The Art of Lighting for Recording Video Oral History Interviews
by Doug Boyd
To capture professional looking video, you do not need expensive equipment. However, you do need to understand how your camera sees the scene. A digital video camera sees differently from the human eye and it needs light to process images. Professional photographers and cinematographers control the light and its effects on the subject. Using “natural light” does not mean that light is not being heavily controlled in professional situations. I prefer the use of lighting kits to control the lighting of an interview scene. This short essay will explore three-point lighting, a basic but an effective technique for lighting an oral history interview that can give your interview a more professional look.
View a brief video on three-point lighting
Effectively lighting video is about balance and control. In an oral history context, you are typically lighting a human. Lighting a human is different from lighting other objects. Three-point lighting is a basic model for balancing light and shadows, controlling what is illuminated and the degree of illumination of the subject being lit in an oral history interview. If you are not working with a skilled videographer, this will require a great deal of practice involving trial and error. There are different types of lights typically used for video: incandescent, fluorescent, and now LED. The different types have different qualities, which often come down to personal preference. Configuration of lighting can also be different for every camera. Understanding the type of lighting being deployed is crucial to reap fully the benefits of effective lighting. For each new lighting configuration, you should perform a “white balance” on your camera. The white balancing process defines white for your camera in this particular scene under this particular light configuration. This will allow for your camera to represent better colors in this scene. White balance on digital cameras has become automated and sometimes the fully automated setup works quite well. However, sometimes you need to explore the preset white balance settings that typically conform to the lighting types “daylight,” “indoor tungsten,” or “fluorescent.” Achieving the right white balance is critical for your meticulous lighting configuration to work. As the name implies, there are three light sources in three-point lighting. This does not necessarily imply three lights, merely three light sources which can include natural light and reflectors. The three light sources that are critical to three-point lighting are:
- The Key Light
- The Fill Light
- The Back Light (Sometimes referred to as the “Hair Light”)
The Key Light This is your primary light source. The Key Light is the light source that shines directly on the subject and it is the strongest source of light of the three sources. I prefer that the Key Light be placed to the side of the camera (about 15-25 degrees) and elevated, shining down at a 45-degree angle on the subject to minimize shadows. The Key Light alone will greatly illuminate the subject, however, it will inevitably create shadows. Utilizing just the Key Light will also tend to blend the subject into the background.

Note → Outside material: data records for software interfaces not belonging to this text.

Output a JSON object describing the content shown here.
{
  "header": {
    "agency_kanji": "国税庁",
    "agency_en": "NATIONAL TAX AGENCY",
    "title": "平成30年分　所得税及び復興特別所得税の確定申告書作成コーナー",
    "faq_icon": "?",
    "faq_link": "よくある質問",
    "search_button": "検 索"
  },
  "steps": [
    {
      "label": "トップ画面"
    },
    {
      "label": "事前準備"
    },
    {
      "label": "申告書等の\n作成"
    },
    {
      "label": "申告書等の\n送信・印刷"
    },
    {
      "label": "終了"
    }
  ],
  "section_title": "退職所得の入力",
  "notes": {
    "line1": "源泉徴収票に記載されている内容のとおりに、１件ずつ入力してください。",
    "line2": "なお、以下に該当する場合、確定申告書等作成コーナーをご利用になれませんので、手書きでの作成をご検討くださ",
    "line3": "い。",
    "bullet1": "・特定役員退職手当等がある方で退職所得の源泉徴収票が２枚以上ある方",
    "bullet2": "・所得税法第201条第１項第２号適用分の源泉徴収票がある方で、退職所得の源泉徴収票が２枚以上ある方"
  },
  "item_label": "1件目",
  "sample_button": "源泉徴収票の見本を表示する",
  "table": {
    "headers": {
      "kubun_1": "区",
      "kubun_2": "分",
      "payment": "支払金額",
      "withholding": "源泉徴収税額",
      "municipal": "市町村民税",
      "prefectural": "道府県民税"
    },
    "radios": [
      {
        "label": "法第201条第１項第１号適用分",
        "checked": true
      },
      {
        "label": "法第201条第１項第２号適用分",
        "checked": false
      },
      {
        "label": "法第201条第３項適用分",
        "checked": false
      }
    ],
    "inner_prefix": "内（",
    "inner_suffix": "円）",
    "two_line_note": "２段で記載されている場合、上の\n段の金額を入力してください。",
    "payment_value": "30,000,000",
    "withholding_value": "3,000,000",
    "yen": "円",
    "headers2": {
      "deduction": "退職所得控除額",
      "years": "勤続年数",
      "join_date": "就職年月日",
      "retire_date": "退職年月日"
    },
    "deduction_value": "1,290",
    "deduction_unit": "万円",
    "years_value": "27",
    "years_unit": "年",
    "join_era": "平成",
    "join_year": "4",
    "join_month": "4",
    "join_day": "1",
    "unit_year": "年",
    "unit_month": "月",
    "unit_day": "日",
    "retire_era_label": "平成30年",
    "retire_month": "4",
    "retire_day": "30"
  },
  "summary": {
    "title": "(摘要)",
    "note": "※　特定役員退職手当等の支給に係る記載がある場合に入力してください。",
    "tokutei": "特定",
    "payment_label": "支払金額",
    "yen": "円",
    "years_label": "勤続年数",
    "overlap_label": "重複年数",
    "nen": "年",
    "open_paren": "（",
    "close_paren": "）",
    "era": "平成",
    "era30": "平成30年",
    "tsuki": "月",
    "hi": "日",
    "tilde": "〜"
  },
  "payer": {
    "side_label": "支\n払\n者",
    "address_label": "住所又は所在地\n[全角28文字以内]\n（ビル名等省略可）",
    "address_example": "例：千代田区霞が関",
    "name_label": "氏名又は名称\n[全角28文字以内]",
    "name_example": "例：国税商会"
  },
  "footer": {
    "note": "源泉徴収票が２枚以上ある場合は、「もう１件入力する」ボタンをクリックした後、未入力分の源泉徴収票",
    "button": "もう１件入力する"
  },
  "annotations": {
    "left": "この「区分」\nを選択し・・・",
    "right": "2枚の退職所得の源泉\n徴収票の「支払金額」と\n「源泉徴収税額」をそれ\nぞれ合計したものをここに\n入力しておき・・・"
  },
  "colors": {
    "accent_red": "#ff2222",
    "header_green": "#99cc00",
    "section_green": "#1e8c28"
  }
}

As you can see in the figure 2, there are dark shadows on the right side of the subject’s face. Figure 2: Key Light Only Additionally, the subjects hair and the shoulder line tend to blend into the black background, especially since the hair is still mostly black and the subject’s suit coat is also black. When lighting the subject with the Key Light, you should be especially aware of the creation of hotspots. For example, see the top left corner of the subject’s forehead in Figure 2. The Fill Light This light is set off to the side of the subject, illuminating the shadows that are invariably created by the key light. I prefer that this light be much lower power than the key light (I prefer ½ power) and placed about face-level. As you can see in Figure 3, the shadows created by the Key light on the right side of the face have been balanced. Additionally, the Fill Light helps to balance out the hotspot of light on the subject’s forehead. Figure 3: Key Light + Fill Light The Fill Light does not have to be a mechanically powered light. The Fill Light source could be any “controlled” source of light, such as a window or the reflection of light from another source. Functionally, the role of the fill remains the same. Reflection can be created by bouncing light off of a white wall, or it can be achieved by using a commercial reflector which can cost around $40-$50 dollars and can be mounted on a stand, hung from a ceiling or held in the hands of a patient and steady friend. Back Light (Hair Light) The Back Light functions to balance additional shadows and define the edges of your subject. Capturing video in an interview context with just a Key Light and a Fill Light will appear flat and lacking dimension. The Back Light will define the line around the subject’s head and shoulders, which will separate the subject from the background, adding dimensionality back into the scene. The difference is subtle but very important for achieving that professional look. Figure 4: Key Light + Fill Light + Back Light As you can see in Figure 4, the Backlight separates the subject from the background, especially with regard to the lines around the head and the shoulders. This light source is crucial to achieving that professional look; however, it is often the light source that gets neglected in an amateur setup.
Conclusion The title of this essay is The Art of Lighting for Recording Video Oral History Interviews because it is just that, an art. As with artistic expression of any sort, there are conventional aesthetics; however, there is also a great deal of flexibility in terms of interpreting the art form. Three-point lighting provides a guideline for setting up lights to create an effect that fits into a specific conventional aesthetic. The best cinematographers and videographers will play with this configuration, customizing their lighting in each situation to adapt to the environment and enhance the scene. There are additional components and techniques that facilitate the overall effect of three-point lighting including the use of softbox lights and umbrella reflectors to even out and soften the lighting effect. If you are interested in taking your lighting to the next level, I urge you to explore these options. I personally prefer the effect of the softbox in lighting a video interview. Also, remember that your background matters in how to configure your lights. A black background will interact with your three-point lighting setup differently from a white, green-screen, or natural background. There is no substitute for practicing with your light kit and learning how the different configurations of lights interact with your camera. Figure 5: Example of Three-Point Lighting for Video Figure 6: Example of Three-Point Lighting for Video Figure 7: Example of Three-Point Lighting for Video Figure 8: Example of Three-Point Lighting for Video
Citation for Article
APA Boyd, D. A. (2012). The art of lighting for recording video oral history interviews. In D. Boyd, S. Cohen, B. Rakerd, & D. Rehberger (Eds.), Oral history in the digital age. Institute of Library and Museum Services. Retrieved from http://ohda.matrix.msu.edu/2012/06/the-art-of-lighting-for-recording-video/.
Chicago Boyd, Douglas A. “The Art of Lighting for Recording Video Oral History Interviews,” in Oral History in the Digital Age, edited by Doug Boyd, Steve Cohen, Brad Rakerd, and Dean Rehberger. Washington, D.C.: Institute of Museum and Library Services, 2012, http://ohda.matrix.msu.edu/2012/06/the-art-of-lighting-for-recording-video/
This is a production of the Oral History in the Digital Age Project (http://ohda.matrix.msu.edu) sponsored by the Institute of Museum and Library Services (IMLS). Please consult http://ohda.matrix.msu.edu/about/rights/ for information on rights, licensing, and citation.